Here's the thing about springerle--there's a lot of waiting involved in making these biscuits. You don't wake up in the morning and say, "Hey, I'm in the mood for springerle--I think I'll bake some today." Oh no. There's a reason these cookies look like works of art when they're done. They take time. Lots and lots and lots of time.

Without getting into too many recipe specifics, suffice it to say, right off the bat, the time you spend beating eggs and sugar at the beginning of the process seems excessive. One recipe said to beat at high speed for 30 minutes! I know my electric mixer would have overheated if I'd attempted such a thing.
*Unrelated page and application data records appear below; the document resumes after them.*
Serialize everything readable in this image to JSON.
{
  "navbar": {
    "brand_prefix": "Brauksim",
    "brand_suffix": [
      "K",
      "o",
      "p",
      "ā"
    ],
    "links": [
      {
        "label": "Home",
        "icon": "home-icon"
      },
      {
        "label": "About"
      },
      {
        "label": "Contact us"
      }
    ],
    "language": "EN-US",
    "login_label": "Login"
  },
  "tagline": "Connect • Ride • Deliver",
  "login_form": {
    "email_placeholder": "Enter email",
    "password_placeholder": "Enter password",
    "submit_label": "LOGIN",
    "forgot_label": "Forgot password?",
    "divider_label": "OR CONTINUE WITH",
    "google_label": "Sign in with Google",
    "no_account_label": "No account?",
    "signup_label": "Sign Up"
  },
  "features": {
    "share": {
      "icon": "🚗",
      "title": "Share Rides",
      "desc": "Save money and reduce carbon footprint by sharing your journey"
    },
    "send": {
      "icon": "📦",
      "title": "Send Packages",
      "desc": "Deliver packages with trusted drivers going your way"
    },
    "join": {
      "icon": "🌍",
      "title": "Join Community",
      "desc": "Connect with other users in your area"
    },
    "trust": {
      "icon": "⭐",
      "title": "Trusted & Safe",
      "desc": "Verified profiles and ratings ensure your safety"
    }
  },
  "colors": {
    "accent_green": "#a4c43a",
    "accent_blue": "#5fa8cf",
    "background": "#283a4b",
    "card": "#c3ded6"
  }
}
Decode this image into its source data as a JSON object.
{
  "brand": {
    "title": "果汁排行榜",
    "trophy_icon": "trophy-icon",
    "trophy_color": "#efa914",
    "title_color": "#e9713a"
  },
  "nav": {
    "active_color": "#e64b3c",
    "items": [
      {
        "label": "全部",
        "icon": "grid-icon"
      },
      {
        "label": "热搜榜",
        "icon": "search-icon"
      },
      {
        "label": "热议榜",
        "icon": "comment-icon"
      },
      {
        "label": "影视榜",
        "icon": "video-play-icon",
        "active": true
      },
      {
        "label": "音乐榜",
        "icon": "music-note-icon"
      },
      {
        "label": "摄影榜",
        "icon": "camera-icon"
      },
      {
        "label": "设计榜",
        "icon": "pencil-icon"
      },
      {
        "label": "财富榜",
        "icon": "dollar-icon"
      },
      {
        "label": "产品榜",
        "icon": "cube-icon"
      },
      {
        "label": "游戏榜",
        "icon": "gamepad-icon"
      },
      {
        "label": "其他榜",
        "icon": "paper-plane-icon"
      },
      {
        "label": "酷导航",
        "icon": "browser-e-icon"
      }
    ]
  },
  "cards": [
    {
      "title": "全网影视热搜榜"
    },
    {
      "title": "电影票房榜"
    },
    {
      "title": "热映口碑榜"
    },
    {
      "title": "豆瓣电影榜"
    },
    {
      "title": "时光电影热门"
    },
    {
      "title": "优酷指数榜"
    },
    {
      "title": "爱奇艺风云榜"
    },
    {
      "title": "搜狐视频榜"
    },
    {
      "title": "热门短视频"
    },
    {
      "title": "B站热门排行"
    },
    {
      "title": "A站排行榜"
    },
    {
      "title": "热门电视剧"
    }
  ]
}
I opted for a recipe that required about 13 minutes, and that seemed like a long time to wait.

Once the dough is done, you must let it chill in the refrigerator overnight. More waiting.

Next day, you carefully roll out the dough and impress it with your molds, then cut the cookies out along their frame lines. I was dumbfounded this morning when I attempted my first impression and it came out perfectly! I would have bet a million bucks that there was no way I'd capture the detail of the mold in the cookie dough, but it worked. Here's a pic of my unbaked cookies on the sheet (the other little things on the sheet are anise seeds, a common springerle flavorant).

Anyway, there's even more waiting involved before these cookies are finished. In order to preserve the impressions, the cookies have to dry out by sitting at room temperature for a day. Mine are doing just that now, under napkins, of course. Tomorrow I get to bake them. And then, there's more waiting. You can't eat springerle until they have cured by sitting in a cookie tin for three weeks. For real. Have you ever heard of working so hard for a biscuit?

If you've never eaten springerle (I have), they are something of an acquired taste. They are quite hard, subtly flavored (my recipe has lemon peel and anise seed in it), and bland. But I happen to love the flavor of licorice ad enjoy hard biscuits to dunk in tea, so I like these cookies.

Tomorrow, my pretties go into the oven, and then into a tin for safekeeping for the next 21 days. I will update the blog with the results of my springerle baking on November 29. And if they actually work out, I'll post the recipe I used. So far, so good.